Most of the paperclips had disappeared in attempts to force them to execute their functional purpose. But essays and portfolios and exam papers returned with staples, the original horses decorating the corner of the packets abandoned in the void where missing (or stolen) Morning Glory pencils go, so the paperclips retired from functional stationary society. Only one vanished paperclip's fate is truly known: a boy had stolen one clip from the box, unwound the metal wire into a 'Y' shape and tied a cut rubber band to the fork, a makeshift slingshot for taunting the girl he liked.
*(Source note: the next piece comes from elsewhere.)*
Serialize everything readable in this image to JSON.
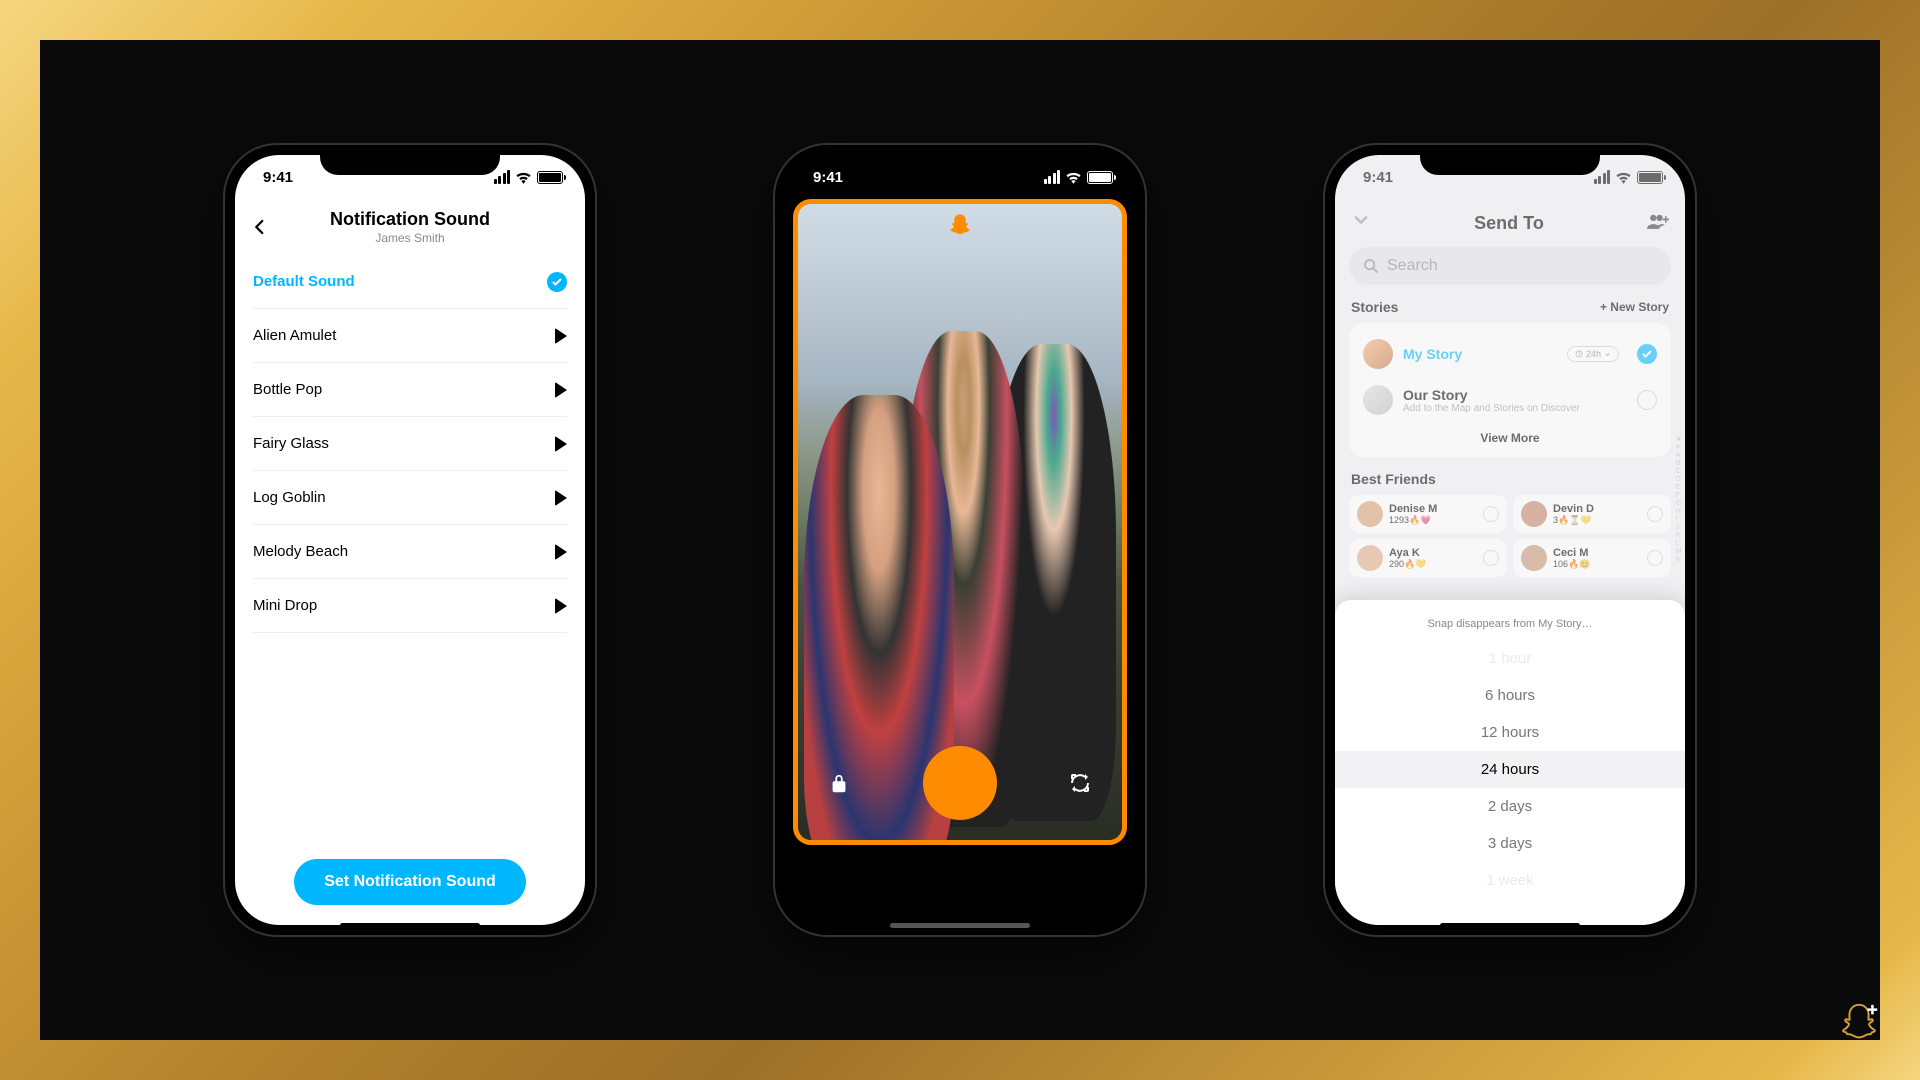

The slingshot had failed, the paperclip's metal too thin and soft to hold up against the aggressive transformation of elastic energy to kinetic energy. The metal, a horse turned inside-out, whose face and body and legs and tail had been straightened and bent into lines as best as a tiny child's hand could, could not be bent back into a horse, and, in the trash can of torn post-it notes and snapped pen caps, what was once useless and pretty and indispensable became disposable.


The trail winds upward around a mountain, a gradual incline noticeable only by the horses carrying people and eighteen-kilogram western saddles on their backs. Gunshots echo from a shooting range in the distance. The people see everything down below, a clean grassy plain leading into the city. Houses gradually fade to monoliths of suburban buildings, glass spaceship structures housing thousands of workers, scattered evergreens among the gentrification.
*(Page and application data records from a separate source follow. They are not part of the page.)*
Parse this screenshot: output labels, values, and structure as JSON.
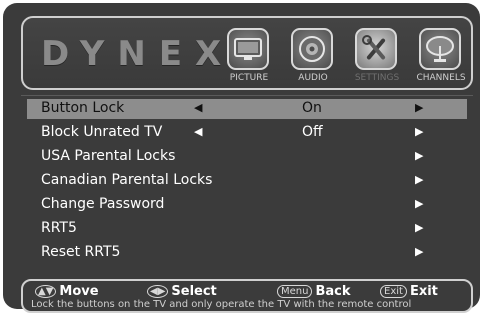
{
  "brand": "DYNEX",
  "menu_tabs": [
    {
      "label": "PICTURE",
      "icon": "tv-icon",
      "active": false
    },
    {
      "label": "AUDIO",
      "icon": "speaker-icon",
      "active": false
    },
    {
      "label": "SETTINGS",
      "icon": "tools-icon",
      "active": true
    },
    {
      "label": "CHANNELS",
      "icon": "satellite-dish-icon",
      "active": false
    }
  ],
  "settings": {
    "rows": [
      {
        "label": "Button Lock",
        "value": "On",
        "selected": true
      },
      {
        "label": "Block Unrated TV",
        "value": "Off",
        "selected": false
      },
      {
        "label": "USA Parental Locks",
        "value": "",
        "selected": false
      },
      {
        "label": "Canadian Parental Locks",
        "value": "",
        "selected": false
      },
      {
        "label": "Change Password",
        "value": "",
        "selected": false
      },
      {
        "label": "RRT5",
        "value": "",
        "selected": false
      },
      {
        "label": "Reset RRT5",
        "value": "",
        "selected": false
      }
    ]
  },
  "footer": {
    "move": "Move",
    "select": "Select",
    "menu_key": "Menu",
    "back": "Back",
    "exit_key": "Exit",
    "exit": "Exit",
    "help_text": "Lock the buttons on the TV and only operate the TV with the remote control"
  },
  "colors": {
    "background": "#3b3b3b",
    "selected_row": "#8d8d8d",
    "text": "#ffffff"
  }
}
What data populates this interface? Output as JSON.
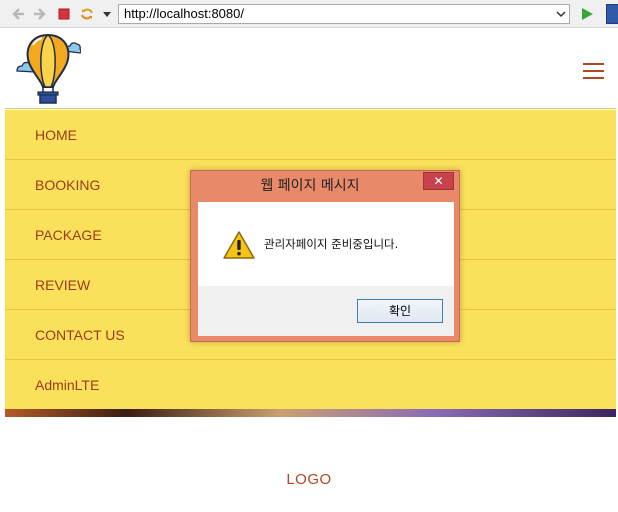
{
  "browser": {
    "url": "http://localhost:8080/",
    "icons": [
      "back-arrow-icon",
      "forward-arrow-icon",
      "stop-icon",
      "refresh-icon",
      "dropdown-icon",
      "go-icon"
    ]
  },
  "site": {
    "nav": [
      {
        "label": "HOME"
      },
      {
        "label": "BOOKING"
      },
      {
        "label": "PACKAGE"
      },
      {
        "label": "REVIEW"
      },
      {
        "label": "CONTACT US"
      },
      {
        "label": "AdminLTE"
      }
    ],
    "footer_logo": "LOGO",
    "colors": {
      "menu_bg": "#fbe05c",
      "menu_text": "#9a3d14"
    }
  },
  "dialog": {
    "title": "웹 페이지 메시지",
    "close_glyph": "✕",
    "message": "관리자페이지 준비중입니다.",
    "ok_label": "확인",
    "icon": "warning-icon"
  }
}
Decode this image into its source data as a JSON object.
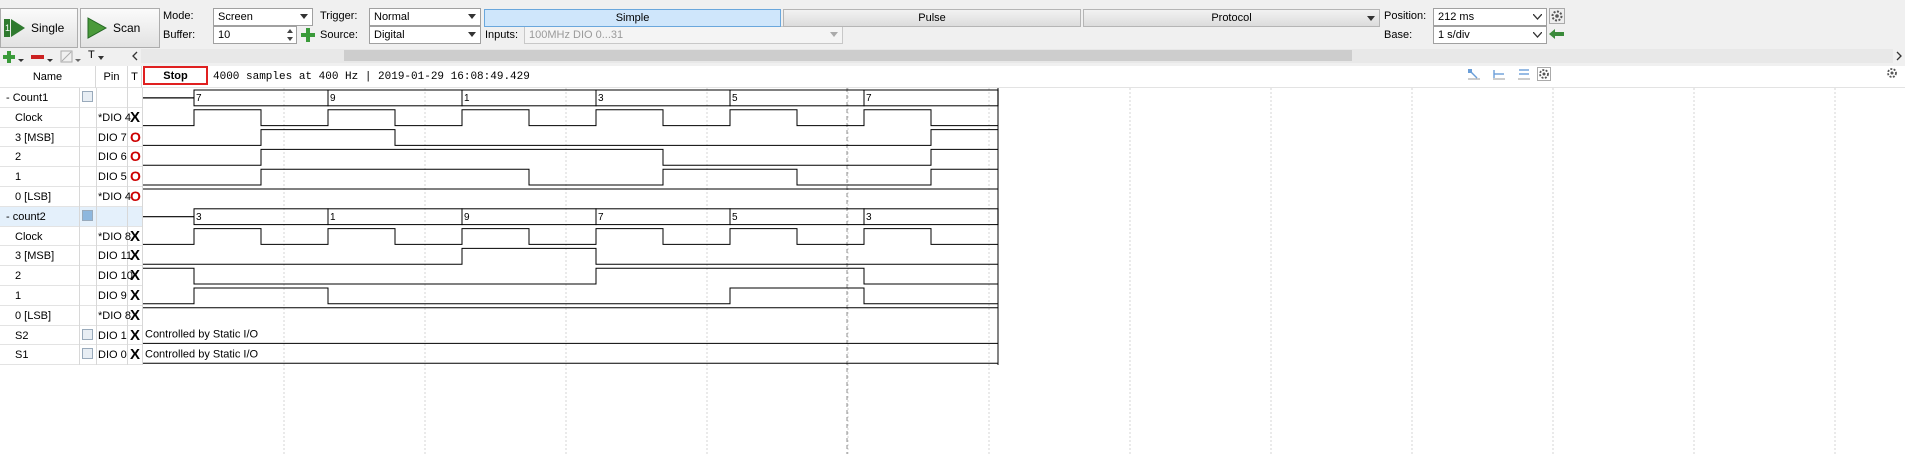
{
  "toolbar": {
    "single_label": "Single",
    "scan_label": "Scan",
    "mode_label": "Mode:",
    "mode_value": "Screen",
    "buffer_label": "Buffer:",
    "buffer_value": "10",
    "trigger_label": "Trigger:",
    "trigger_value": "Normal",
    "source_label": "Source:",
    "source_value": "Digital",
    "inputs_label": "Inputs:",
    "inputs_value": "100MHz DIO 0...31",
    "tabs": [
      "Simple",
      "Pulse",
      "Protocol"
    ],
    "position_label": "Position:",
    "position_value": "212 ms",
    "base_label": "Base:",
    "base_value": "1 s/div"
  },
  "subtoolbar": {
    "text_tool": "T"
  },
  "header": {
    "name": "Name",
    "pin": "Pin",
    "t": "T",
    "stop": "Stop",
    "status": "4000 samples at 400 Hz | 2019-01-29 16:08:49.429"
  },
  "rows": [
    {
      "name": "- Count1",
      "pin": "",
      "t": "",
      "kind": "bus",
      "group": true
    },
    {
      "name": "Clock",
      "pin": "*DIO 4",
      "t": "X",
      "kind": "clock",
      "levels": [
        0,
        1,
        0,
        1,
        0,
        1,
        0,
        1,
        0,
        1,
        0,
        1,
        0
      ]
    },
    {
      "name": "3 [MSB]",
      "pin": "DIO 7",
      "t": "O",
      "kind": "sig",
      "levels": [
        0,
        0,
        1,
        1,
        0,
        0,
        0,
        0,
        0,
        0,
        0,
        0,
        1
      ]
    },
    {
      "name": "2",
      "pin": "DIO 6",
      "t": "O",
      "kind": "sig",
      "levels": [
        0,
        0,
        1,
        1,
        1,
        1,
        1,
        1,
        0,
        0,
        0,
        0,
        1
      ]
    },
    {
      "name": "1",
      "pin": "DIO 5",
      "t": "O",
      "kind": "sig",
      "levels": [
        0,
        0,
        1,
        1,
        1,
        1,
        0,
        0,
        1,
        1,
        0,
        0,
        1
      ]
    },
    {
      "name": "0 [LSB]",
      "pin": "*DIO 4",
      "t": "O",
      "kind": "sig",
      "levels": [
        1,
        1,
        1,
        1,
        1,
        1,
        1,
        1,
        1,
        1,
        1,
        1,
        1
      ]
    },
    {
      "name": "- count2",
      "pin": "",
      "t": "",
      "kind": "bus",
      "group": true
    },
    {
      "name": "Clock",
      "pin": "*DIO 8",
      "t": "X",
      "kind": "clock",
      "levels": [
        0,
        1,
        0,
        1,
        0,
        1,
        0,
        1,
        0,
        1,
        0,
        1,
        0
      ]
    },
    {
      "name": "3 [MSB]",
      "pin": "DIO 11",
      "t": "X",
      "kind": "sig",
      "levels": [
        0,
        0,
        0,
        0,
        0,
        1,
        1,
        0,
        0,
        0,
        0,
        0,
        0
      ]
    },
    {
      "name": "2",
      "pin": "DIO 10",
      "t": "X",
      "kind": "sig",
      "levels": [
        1,
        0,
        0,
        0,
        0,
        0,
        0,
        1,
        1,
        1,
        1,
        0,
        0
      ]
    },
    {
      "name": "1",
      "pin": "DIO 9",
      "t": "X",
      "kind": "sig",
      "levels": [
        0,
        1,
        1,
        0,
        0,
        0,
        0,
        0,
        0,
        1,
        1,
        0,
        0
      ]
    },
    {
      "name": "0 [LSB]",
      "pin": "*DIO 8",
      "t": "X",
      "kind": "sig",
      "levels": [
        1,
        1,
        1,
        1,
        1,
        1,
        1,
        1,
        1,
        1,
        1,
        1,
        1
      ]
    },
    {
      "name": "S2",
      "pin": "DIO 1",
      "t": "X",
      "kind": "static",
      "text": "Controlled by Static I/O"
    },
    {
      "name": "S1",
      "pin": "DIO 0",
      "t": "X",
      "kind": "static",
      "text": "Controlled by Static I/O"
    }
  ],
  "bus_values": {
    "count1": [
      "7",
      "9",
      "1",
      "3",
      "5",
      "7"
    ],
    "count2": [
      "3",
      "1",
      "9",
      "7",
      "5",
      "3"
    ]
  },
  "colors": {
    "accent": "#cfe6fb",
    "trigger": "#cc0000",
    "grid": "#b8b8b8"
  }
}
The horses toss their heads, sneeze, snort, stomp their hooves when they get too close to each other in line. The guide leads them—horses and riders—around a sharp bend, where the trail narrows, one side the rise of a mountain and the other a steep drop cushioned by toppled trees and their protruding branches.

"In the 1980s, dead horses were thrown down this cliff, far enough from the vineyards and pastures that it took the whole day to move the bodies," the guide says.

"Were they buried?" one rider asks.

"Yes, after there were enough horses, they would be buried all in one go."

"That's kind of morbid," the youngest rider in the group, a middle schooler eager to show off a recently expanded vocabulary, says.

Accustomed to these comments, to the high hanging sun and sweat building beneath the foam padding of a carbon fiber riding helmet, to fields of prunes and apricots and light dust from hooves kicking up dirt that has gone without rain for months, the guide shrugs.

Lucy Zhang is a writer masquerading around as a software engineer. She watches anime and sleeps in on weekends like a normal human being. Her work has appeared in Barren Magazine, X-R-A-Y, Heavy Feather Review, Ghost Parachute and elsewhere. In addition to her website she can be found on Twitter @Dango_Ramen.